17. Badsha H, Daher M, Kong KO. Myalgias or non-specific muscle pain in Arab or Indo-Pakistani patients may indicate vitamin D deficiency. Clin Rheumatol. 2009;28(8):971–973. doi:10.1007/s10067-009-1146-7
18. Kasapoğlu Aksoy M, Altan L, Ökmen Metin B. The relationship between balance and vitamin 25 (OH) D in fibromyalgia patients. Modern Rheumatol. 2017;27(5):868–874. doi:10.1080/14397595.2016.1259603
19. Bennett RM, Friend R, Jones KD, Ward R, Han BK, Ross RL. The revised fibromyalgia impact questionnaire (FIQR): validation and psychometric properties. Arthritis Res Ther. 2009;11(4):R120. doi:10.1186/ar2783
20. The trials of vitamin D; 2018. Available at:
21. Duschek S, Schwarzkopf W, Schandry R. Increased pain sensitivity in low blood pressure. J Psychophysiol. 2008;22(1):20–27. doi:10.1027/0269-8803.22.1.20
22. Wentz K, Archer T. Exercise induced autonomic disengagement and pain in women presenting FM and healthy women: analgesia and blood pressure. Clin Exp Psychol. 2017;3(3):168. Clin Exp Psychol, an open access journ(TRUNCATED). doi:10.4172/2471-2701.1000168
23. Gota CE, Kaouk S, Wilke WS. Fibromyalgia and obesity: the association between body mass index and disability, depression, history of abuse, medications, and comorbidities. J Clin Rheumatol. 2015;21(6):289–295. doi:10.1097/RHU.0000000000000278
24. El Shazly NZ, Sheir SF, Moustfa SM, Debala SH. Fibromyalgia: clinical evaluation, electrophysiological assessment and serum serotonin level measurement. Egypt J Neurol Psychiatry Neurosurg. 2015;52:2.
25. Cordero MD, Alcocer-Gomez E, Cano-Garcia FJ, de Miguel M, Sanchez-Alcazar JA, Moreno Fernandez AM. Low levels of serotonin in serum correlates with severity of fibromyalgia. Med Clin (Barc). 2010;135(14):644–646. doi:10.1016/j.medcli.2010.05.009

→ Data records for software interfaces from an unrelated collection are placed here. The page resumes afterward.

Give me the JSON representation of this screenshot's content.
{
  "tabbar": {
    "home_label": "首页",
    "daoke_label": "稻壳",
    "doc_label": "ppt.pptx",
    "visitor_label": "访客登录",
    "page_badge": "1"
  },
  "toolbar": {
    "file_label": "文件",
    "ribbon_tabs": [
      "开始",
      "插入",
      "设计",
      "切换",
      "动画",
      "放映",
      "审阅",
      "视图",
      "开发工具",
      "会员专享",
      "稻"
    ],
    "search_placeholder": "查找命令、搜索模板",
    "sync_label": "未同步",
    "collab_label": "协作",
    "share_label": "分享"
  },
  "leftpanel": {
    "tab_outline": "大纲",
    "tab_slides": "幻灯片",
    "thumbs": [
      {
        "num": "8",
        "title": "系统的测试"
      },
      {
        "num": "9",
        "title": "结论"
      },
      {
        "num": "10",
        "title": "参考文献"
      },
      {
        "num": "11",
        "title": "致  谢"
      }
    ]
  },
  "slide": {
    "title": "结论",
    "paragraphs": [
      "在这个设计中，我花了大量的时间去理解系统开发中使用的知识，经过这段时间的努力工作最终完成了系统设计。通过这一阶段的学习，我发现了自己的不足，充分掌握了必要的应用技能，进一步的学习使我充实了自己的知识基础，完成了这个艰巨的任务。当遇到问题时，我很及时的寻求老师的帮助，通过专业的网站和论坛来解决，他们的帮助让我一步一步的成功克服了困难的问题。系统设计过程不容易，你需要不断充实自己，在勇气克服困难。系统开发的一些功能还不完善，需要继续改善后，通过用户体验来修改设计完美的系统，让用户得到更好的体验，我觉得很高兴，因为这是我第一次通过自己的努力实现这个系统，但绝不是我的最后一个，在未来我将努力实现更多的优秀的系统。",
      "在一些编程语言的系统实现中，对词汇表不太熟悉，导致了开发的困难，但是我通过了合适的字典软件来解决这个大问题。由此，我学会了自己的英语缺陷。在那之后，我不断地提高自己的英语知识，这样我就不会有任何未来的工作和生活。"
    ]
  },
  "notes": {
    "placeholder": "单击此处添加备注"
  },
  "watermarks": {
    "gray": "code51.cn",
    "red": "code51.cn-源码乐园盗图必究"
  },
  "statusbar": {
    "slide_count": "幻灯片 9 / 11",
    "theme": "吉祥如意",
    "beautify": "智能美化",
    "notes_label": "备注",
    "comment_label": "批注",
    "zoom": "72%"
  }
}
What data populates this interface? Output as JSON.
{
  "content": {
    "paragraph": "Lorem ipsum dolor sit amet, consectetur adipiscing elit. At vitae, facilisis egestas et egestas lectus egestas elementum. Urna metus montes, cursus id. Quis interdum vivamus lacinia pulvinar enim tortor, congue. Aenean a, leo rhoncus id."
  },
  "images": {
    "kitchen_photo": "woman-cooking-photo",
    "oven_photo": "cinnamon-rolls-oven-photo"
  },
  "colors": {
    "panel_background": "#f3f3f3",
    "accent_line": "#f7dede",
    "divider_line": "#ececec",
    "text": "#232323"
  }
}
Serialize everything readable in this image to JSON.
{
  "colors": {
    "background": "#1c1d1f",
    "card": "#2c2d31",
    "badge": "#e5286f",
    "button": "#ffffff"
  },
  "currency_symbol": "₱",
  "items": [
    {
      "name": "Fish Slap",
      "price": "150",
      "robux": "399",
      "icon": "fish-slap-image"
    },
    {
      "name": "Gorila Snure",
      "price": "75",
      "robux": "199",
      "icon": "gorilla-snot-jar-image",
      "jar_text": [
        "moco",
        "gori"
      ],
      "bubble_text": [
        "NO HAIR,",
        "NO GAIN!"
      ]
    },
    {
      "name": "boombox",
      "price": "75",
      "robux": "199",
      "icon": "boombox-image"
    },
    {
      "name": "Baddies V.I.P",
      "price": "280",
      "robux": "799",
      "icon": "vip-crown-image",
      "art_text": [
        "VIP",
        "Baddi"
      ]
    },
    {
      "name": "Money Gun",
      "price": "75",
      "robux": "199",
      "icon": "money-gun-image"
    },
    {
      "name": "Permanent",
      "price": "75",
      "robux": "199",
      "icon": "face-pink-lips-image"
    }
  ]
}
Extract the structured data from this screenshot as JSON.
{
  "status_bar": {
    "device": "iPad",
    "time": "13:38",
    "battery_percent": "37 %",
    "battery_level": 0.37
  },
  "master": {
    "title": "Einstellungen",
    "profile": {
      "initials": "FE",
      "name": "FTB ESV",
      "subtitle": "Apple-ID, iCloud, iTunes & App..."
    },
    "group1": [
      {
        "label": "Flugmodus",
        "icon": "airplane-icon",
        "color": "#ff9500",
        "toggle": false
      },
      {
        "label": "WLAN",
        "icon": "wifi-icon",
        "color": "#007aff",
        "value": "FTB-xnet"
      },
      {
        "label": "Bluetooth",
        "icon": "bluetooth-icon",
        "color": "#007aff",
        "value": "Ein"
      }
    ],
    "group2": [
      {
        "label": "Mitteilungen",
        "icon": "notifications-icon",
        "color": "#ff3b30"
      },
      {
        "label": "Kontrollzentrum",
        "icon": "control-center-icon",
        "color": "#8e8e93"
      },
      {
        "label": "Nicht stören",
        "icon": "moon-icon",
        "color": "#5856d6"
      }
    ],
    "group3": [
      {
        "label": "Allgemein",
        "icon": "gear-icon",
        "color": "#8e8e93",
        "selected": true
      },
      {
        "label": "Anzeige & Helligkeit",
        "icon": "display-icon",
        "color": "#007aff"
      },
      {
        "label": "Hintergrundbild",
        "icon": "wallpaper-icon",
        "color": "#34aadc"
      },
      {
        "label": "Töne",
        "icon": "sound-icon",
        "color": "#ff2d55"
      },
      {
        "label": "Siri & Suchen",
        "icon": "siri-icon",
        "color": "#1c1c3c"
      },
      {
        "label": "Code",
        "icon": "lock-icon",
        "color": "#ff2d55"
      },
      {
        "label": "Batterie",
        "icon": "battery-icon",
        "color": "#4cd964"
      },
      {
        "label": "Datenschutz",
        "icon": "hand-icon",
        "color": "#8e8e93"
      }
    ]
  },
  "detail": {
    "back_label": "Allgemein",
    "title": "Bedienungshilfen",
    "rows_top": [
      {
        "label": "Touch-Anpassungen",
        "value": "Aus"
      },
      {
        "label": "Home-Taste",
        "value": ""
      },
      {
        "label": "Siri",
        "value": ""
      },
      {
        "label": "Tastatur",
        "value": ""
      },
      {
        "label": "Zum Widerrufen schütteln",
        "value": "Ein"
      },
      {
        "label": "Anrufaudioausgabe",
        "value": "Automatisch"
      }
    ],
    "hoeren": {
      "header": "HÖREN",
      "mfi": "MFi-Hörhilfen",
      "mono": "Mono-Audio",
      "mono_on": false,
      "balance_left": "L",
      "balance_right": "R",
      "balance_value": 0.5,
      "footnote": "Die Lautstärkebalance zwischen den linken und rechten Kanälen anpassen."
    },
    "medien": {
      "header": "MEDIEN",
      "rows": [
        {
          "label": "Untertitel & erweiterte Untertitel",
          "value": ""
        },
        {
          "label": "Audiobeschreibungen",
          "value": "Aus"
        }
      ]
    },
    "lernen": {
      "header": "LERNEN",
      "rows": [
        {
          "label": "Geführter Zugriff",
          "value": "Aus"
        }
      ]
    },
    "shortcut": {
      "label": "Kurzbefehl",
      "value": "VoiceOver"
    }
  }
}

26. Bonaventure P, Kelly L, Aluisio L, et al. Selective blockade of 5-hydroxytryptamine (5-HT)7 receptors enhances 5-HT transmission, antidepressant-like behavior, and rapid eye movement sleep suppression induced by citalopram in rodents. J Pharmacol Exp Ther. 2007;321(2):690–698. doi:10.1124/jpet.107.119404
27. Guymer EK, Littlejohn GO. Pharmacological treatment options for fibromyalgia. Stroke. 2018;13:57.
28. Matthana MH. The relation between vitamin D deficiency and fibromyalgia syndrome in women. Saudi Med J. 2011;32(9):925–929.
29. Karras S, Rapti E, Matsoukas S, Kotsa K. Vitamin D in fibromyalgia: a causative or confounding biological interplay? Nutrients. 2016;8(6):343. doi:10.3390/nu8060343
This work is published and licensed by Dove Medical Press Limited. The full terms of this license are available at https://www.dovepress.com/terms.php and incorporate the Creative Commons Attribution - Non Commercial (unported, v3.0) License. By accessing the work you hereby accept the Terms. Non-commercial uses of the work are permitted without any further permission from Dove Medical Press Limited, provided the work is properly attributed. For permission for commercial use of this work, please see paragraphs 4.2 and 5 of our Terms.Download Article [PDF]